_PROBLEM REQUIREMENTS_:
Find every line in the records below that holds the word "label", and copy it out.
*** Block opens ***
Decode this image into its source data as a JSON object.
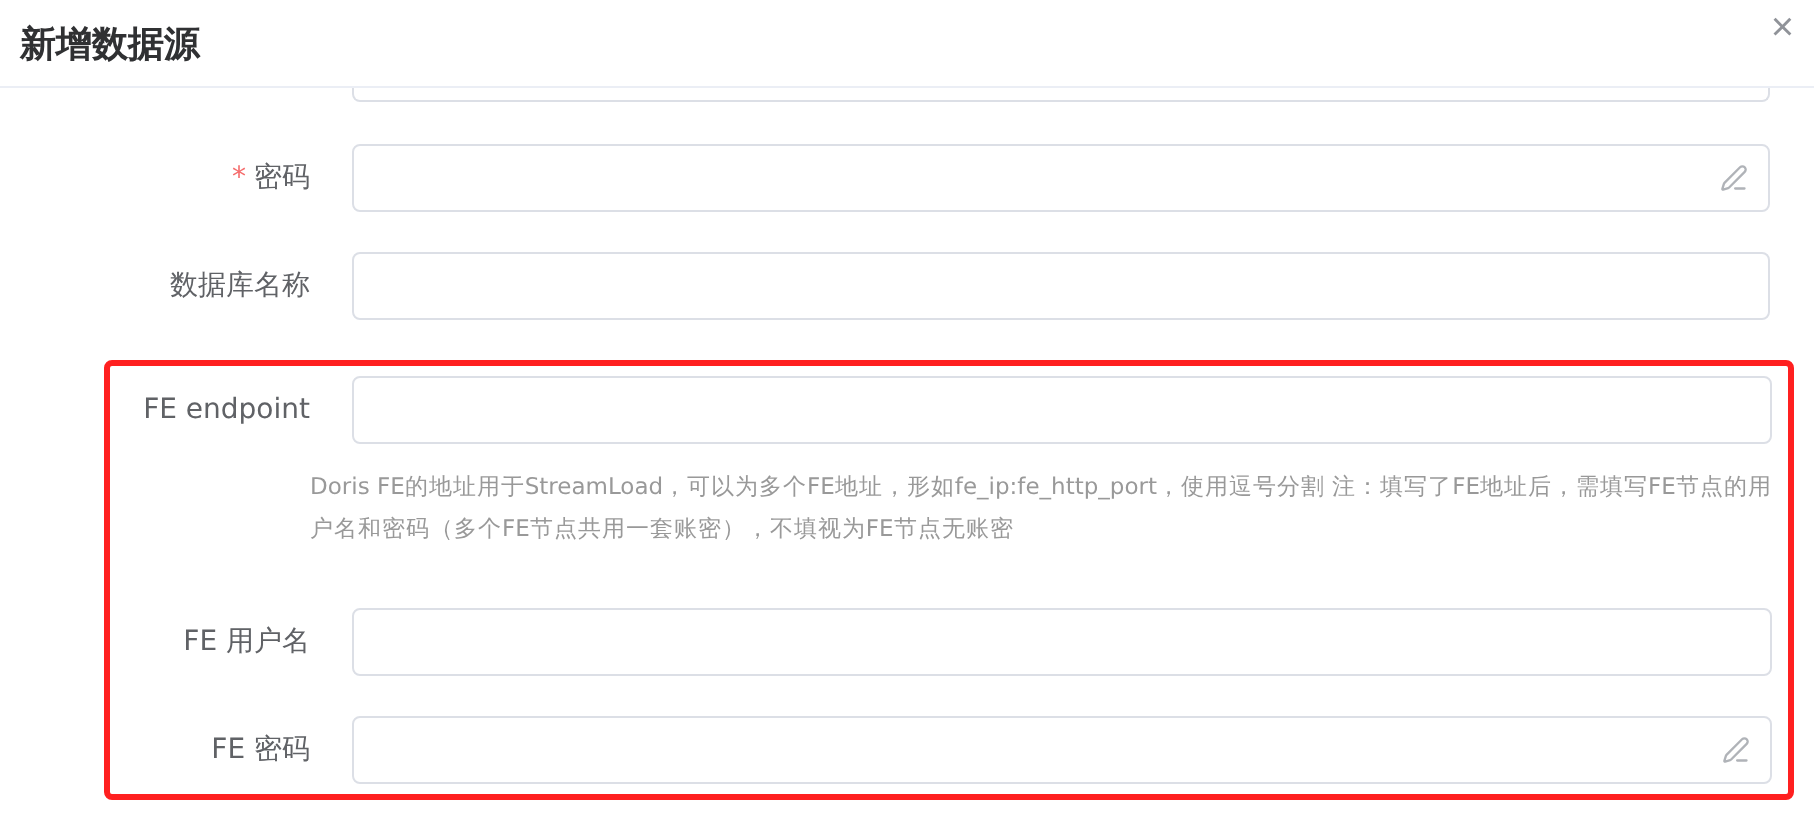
{
  "dialog": {
    "title": "新增数据源",
    "close": "×"
  },
  "fields": [
    {
      "kind": "clipped"
    },
    {
      "kind": "password",
      "label": "密码",
      "required": true
    },
    {
      "kind": "text",
      "label": "数据库名称",
      "required": false
    },
    {
      "kind": "text",
      "label": "FE endpoint",
      "required": false,
      "highlighted": true,
      "help": "Doris FE的地址用于StreamLoad，可以为多个FE地址，形如fe_ip:fe_http_port，使用逗号分割 注：填写了FE地址后，需填写FE节点的用户名和密码（多个FE节点共用一套账密），不填视为FE节点无账密"
    },
    {
      "kind": "text",
      "label": "FE 用户名",
      "required": false,
      "highlighted": true
    },
    {
      "kind": "password",
      "label": "FE 密码",
      "required": false,
      "highlighted": true
    }
  ],
  "required_mark": "*"
}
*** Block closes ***
_RESULT_:
      "label": "密码",
      "label": "数据库名称",
      "label": "FE endpoint",
      "label": "FE 用户名",
      "label": "FE 密码",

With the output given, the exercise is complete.